“One aspect of these two rules that can be often misunderstood is the way they interact with each other,” Accurium said.
“While internal asset rules do provide for a 5% provision for a loan from an SMSF to a related party, when that related party is an individual – for example, an individual entrepreneur or an individual partner in a partnership – Article 65 of the SIS law will also apply.
“Section 65 (1) (a) of the SIS Act prohibits a fund from granting a loan to a member or a relative of a member. Contrary to internal asset rules, there is no allowance for calculating the 5 percent market value ratio for section 65. ”
Accurium gave the example of a client with an SMSF planning to lend up to 5% of the value of its assets to its business.
“In this scenario, if the SMSF loan to the related party’s business did not result in a market value ratio (MVR) of the internal assets of the fund greater than 5% at the time of granting the loan , it would not violate internal rules. In addition, the market value ratio as of June 30 should also not exceed 5%, ”said Accurium.
“However, if the business of the related party was structured as a sole proprietorship or as a partnership in which a partner was a natural person member of the SMSF or a relative of a member of the SMSF, this would constitute a violation of Article 65 (1) (b) SIS Act. “
In this case, there would be no violation of internal rules on assets, he said, but there would be a violation of the ban on loaning to a member or a relative of a member.
“Violation of Section 65, as noted above, can still cost the SMSF trustee (s) an administrative penalty of 60 penalty points. “
Accurium also reminded SMSF professionals and administrators to keep single-purpose testing in mind.
“The sole objective of the test is to be met at all times and must be considered for all fund transactions,” he said.
In the event that the SMSF lends money to a related party and the related party is structured as an entity – for example, a corporation – the focus may be only on ensuring that the loan does not exceed 5 for one hundred both when making the loan and every June 30, Accurium said.

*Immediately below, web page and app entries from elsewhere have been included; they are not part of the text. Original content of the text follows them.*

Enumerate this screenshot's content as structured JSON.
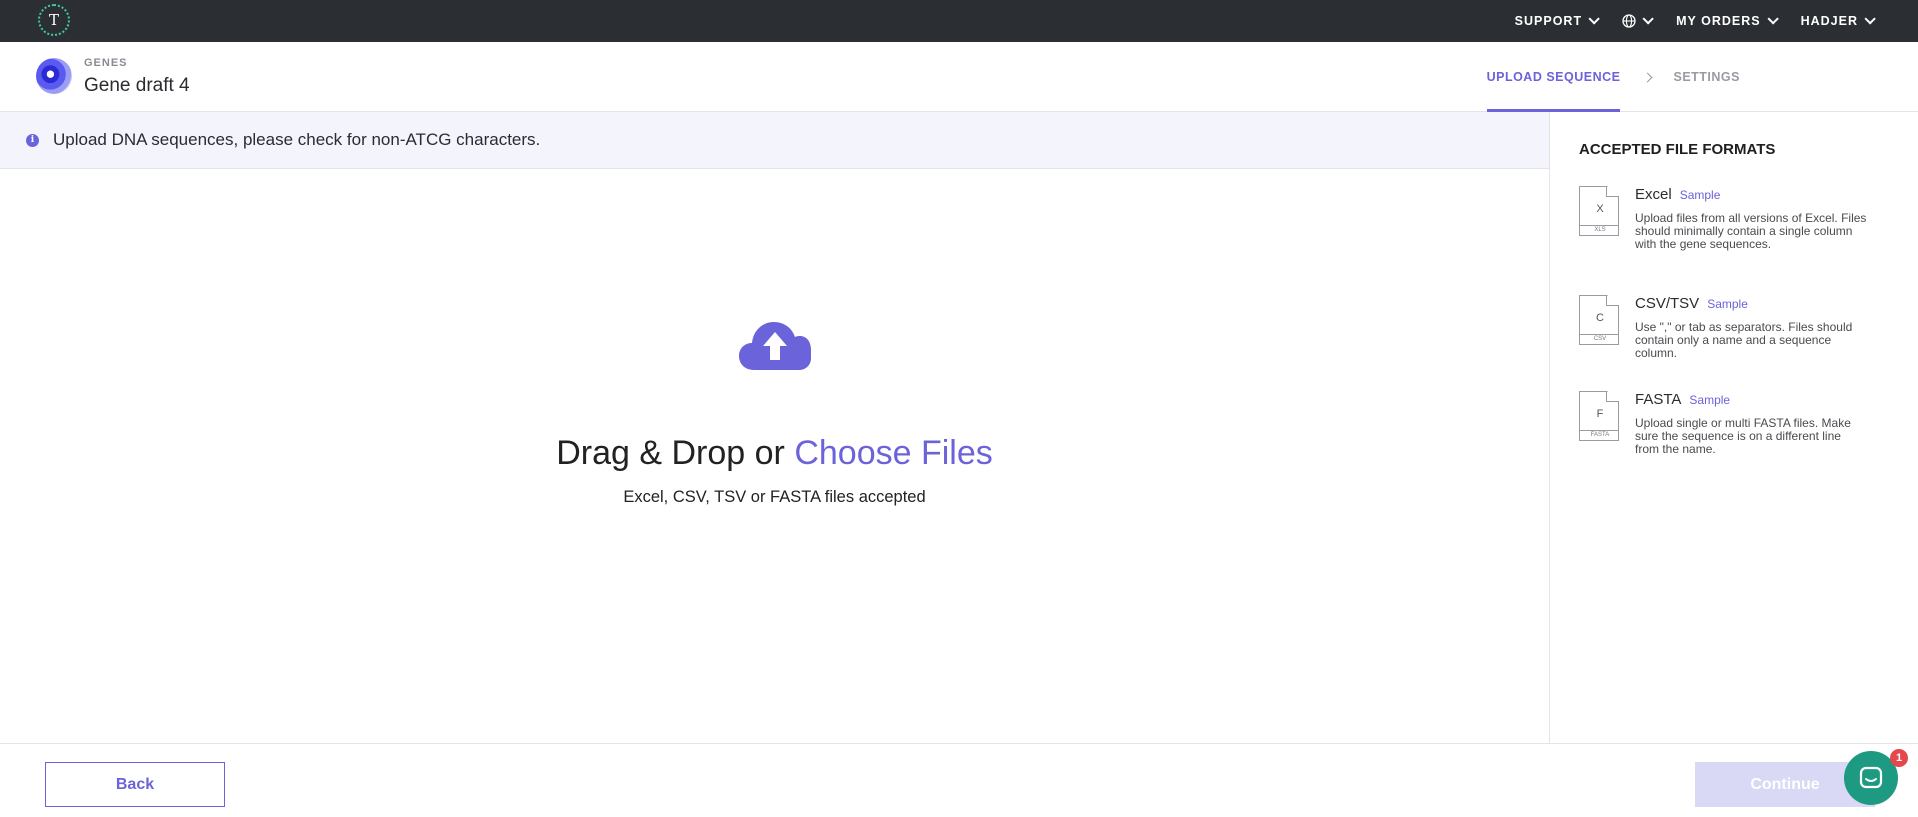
{
  "topbar": {
    "logo_letter": "T",
    "nav": [
      {
        "label": "SUPPORT"
      },
      {
        "label": ""
      },
      {
        "label": "MY ORDERS"
      },
      {
        "label": "HADJER"
      }
    ]
  },
  "header": {
    "breadcrumb": "GENES",
    "title": "Gene draft 4",
    "steps": [
      {
        "label": "UPLOAD SEQUENCE",
        "state": "active"
      },
      {
        "label": "SETTINGS",
        "state": "inactive"
      }
    ]
  },
  "banner": {
    "icon_letter": "i",
    "text": "Upload DNA sequences, please check for non-ATCG characters."
  },
  "dropzone": {
    "title_prefix": "Drag & Drop or ",
    "choose_label": "Choose Files",
    "subtitle": "Excel, CSV, TSV or FASTA files accepted"
  },
  "formats": {
    "title": "ACCEPTED FILE FORMATS",
    "items": [
      {
        "letter": "X",
        "ext": "XLS",
        "name": "Excel",
        "sample": "Sample",
        "desc": "Upload files from all versions of Excel. Files should minimally contain a single column with the gene sequences."
      },
      {
        "letter": "C",
        "ext": "CSV",
        "name": "CSV/TSV",
        "sample": "Sample",
        "desc": "Use \",\" or tab as separators. Files should contain only a name and a sequence column."
      },
      {
        "letter": "F",
        "ext": "FASTA",
        "name": "FASTA",
        "sample": "Sample",
        "desc": "Upload single or multi FASTA files. Make sure the sequence is on a different line from the name."
      }
    ]
  },
  "footer": {
    "back_label": "Back",
    "continue_label": "Continue",
    "chat_badge": "1"
  },
  "colors": {
    "accent": "#6b63d9",
    "topbar": "#2b2f33",
    "chat": "#1f9a82",
    "badge": "#e4474c"
  }
}
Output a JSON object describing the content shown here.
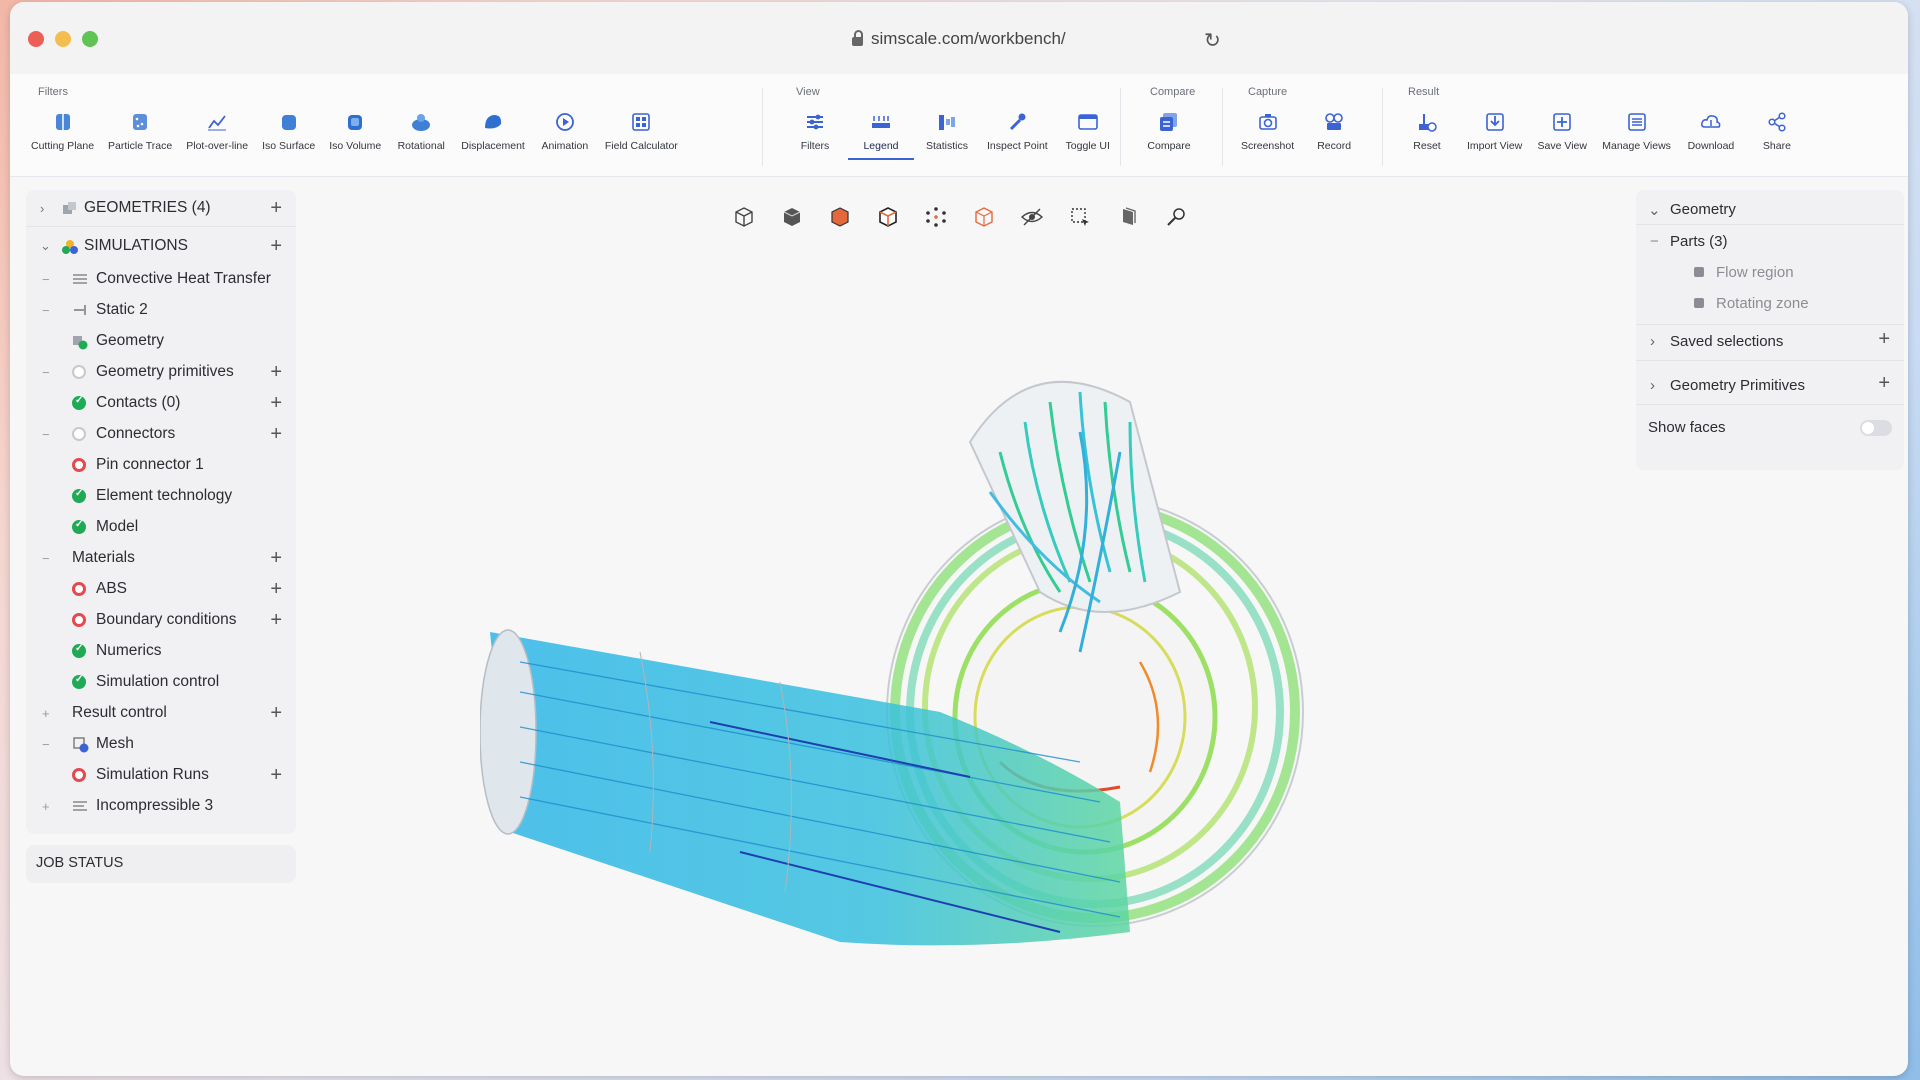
{
  "browser": {
    "url": "simscale.com/workbench/"
  },
  "toolbar": {
    "groups": [
      {
        "title": "Filters",
        "tools": [
          "Cutting Plane",
          "Particle Trace",
          "Plot-over-line",
          "Iso Surface",
          "Iso Volume",
          "Rotational",
          "Displacement",
          "Animation",
          "Field Calculator"
        ]
      },
      {
        "title": "View",
        "tools": [
          "Filters",
          "Legend",
          "Statistics",
          "Inspect Point",
          "Toggle UI"
        ]
      },
      {
        "title": "Compare",
        "tools": [
          "Compare"
        ]
      },
      {
        "title": "Capture",
        "tools": [
          "Screenshot",
          "Record"
        ]
      },
      {
        "title": "Result",
        "tools": [
          "Reset",
          "Import View",
          "Save View",
          "Manage Views",
          "Download",
          "Share"
        ]
      }
    ],
    "active_tool": "Legend"
  },
  "tree": {
    "geometries": "GEOMETRIES (4)",
    "simulations": "SIMULATIONS",
    "items": [
      "Convective Heat Transfer",
      "Static 2",
      "Geometry",
      "Geometry primitives",
      "Contacts (0)",
      "Connectors",
      "Pin connector 1",
      "Element technology",
      "Model",
      "Materials",
      "ABS",
      "Boundary conditions",
      "Numerics",
      "Simulation control",
      "Result control",
      "Mesh",
      "Simulation Runs",
      "Incompressible 3"
    ]
  },
  "job_status": "JOB STATUS",
  "right_panel": {
    "geometry": "Geometry",
    "parts": "Parts (3)",
    "flow_region": "Flow region",
    "rotating_zone": "Rotating zone",
    "saved_selections": "Saved selections",
    "geometry_primitives": "Geometry Primitives",
    "show_faces": "Show faces"
  },
  "colors": {
    "accent": "#3b63d3",
    "ok": "#1faa55",
    "error": "#e5484d"
  }
}
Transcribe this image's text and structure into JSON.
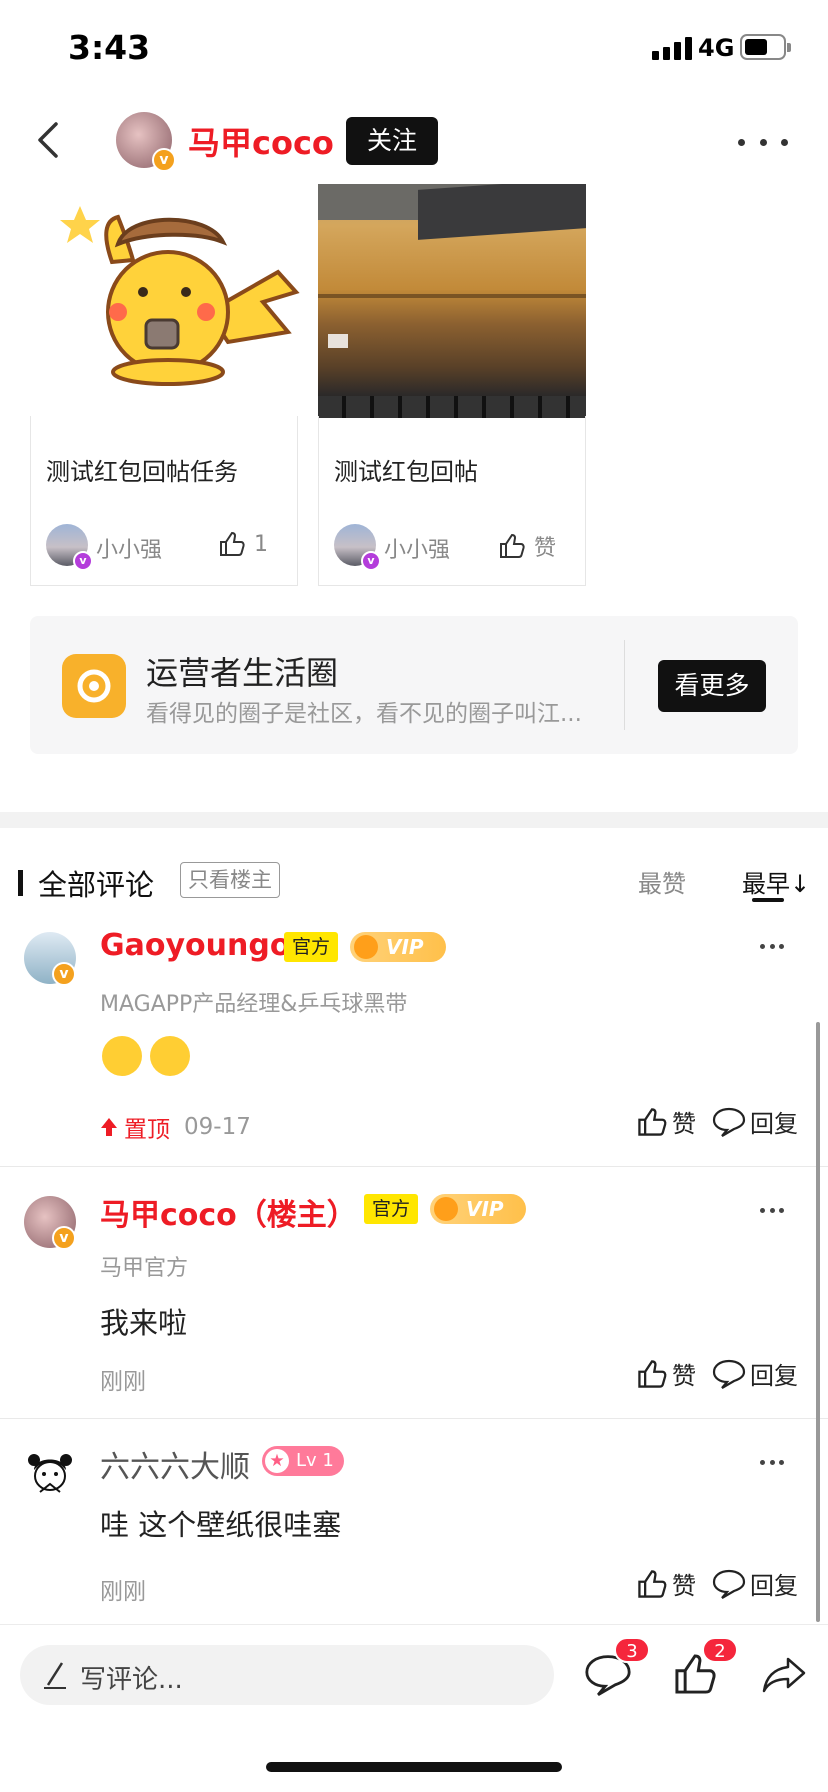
{
  "status_bar": {
    "time": "3:43",
    "network": "4G"
  },
  "header": {
    "author_name": "马甲coco",
    "follow_label": "关注"
  },
  "cards": [
    {
      "title": "测试红包回帖任务",
      "user": "小小强",
      "like_label": "1"
    },
    {
      "title": "测试红包回帖",
      "user": "小小强",
      "like_label": "赞"
    }
  ],
  "circle": {
    "title": "运营者生活圈",
    "description": "看得见的圈子是社区，看不见的圈子叫江...",
    "see_more_label": "看更多"
  },
  "comments_header": {
    "label": "全部评论",
    "only_op_label": "只看楼主",
    "sort_top_label": "最赞",
    "sort_early_label": "最早↓"
  },
  "comments": [
    {
      "name": "Gaoyoungor",
      "official_tag": "官方",
      "vip_tag": "VIP",
      "subtitle": "MAGAPP产品经理&乒乓球黑带",
      "pinned_label": "置顶",
      "time": "09-17",
      "like_label": "赞",
      "reply_label": "回复"
    },
    {
      "name": "马甲coco（楼主）",
      "official_tag": "官方",
      "vip_tag": "VIP",
      "subtitle": "马甲官方",
      "text": "我来啦",
      "time": "刚刚",
      "like_label": "赞",
      "reply_label": "回复"
    },
    {
      "name": "六六六大顺",
      "level_tag": "Lv 1",
      "text": "哇 这个壁纸很哇塞",
      "time": "刚刚",
      "like_label": "赞",
      "reply_label": "回复"
    }
  ],
  "bottom_bar": {
    "comment_placeholder": "写评论...",
    "comment_count": "3",
    "like_count": "2"
  },
  "colors": {
    "accent_red": "#ee1c25",
    "official_yellow": "#ffe600",
    "circle_logo": "#f8b12b"
  }
}
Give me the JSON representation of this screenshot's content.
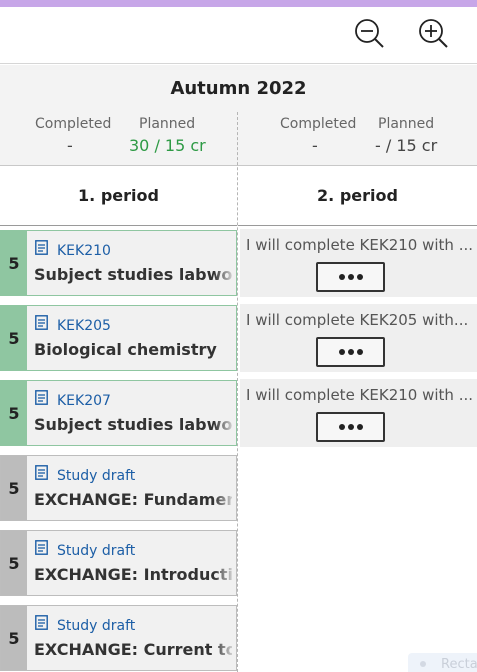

“Although the prohibition on loaning to a member or relative under section 65 of the SIS Act may not apply, the SMSF trustee will need to consider how he can prove that the granting the loan to a related party complies with the sole purpose criterion provided for in Article 62, ”he said.
Miranda Brownlee is the Associate Editor-in-Chief of SMSF Adviser, which is the premier source of information, strategy and educational content for professionals working in the SMSF industry.
Since joining the team in 2014, Miranda has been responsible for publishing some of Australia’s biggest pensions stories and has published extensively on technical strategy and legislative updates. Miranda also ran the print publication of SMSF Adviser for several years.
Miranda also has extensive experience in business reporting and financial services, having written for titles such as Investor Daily, ifa and Accountants Daily.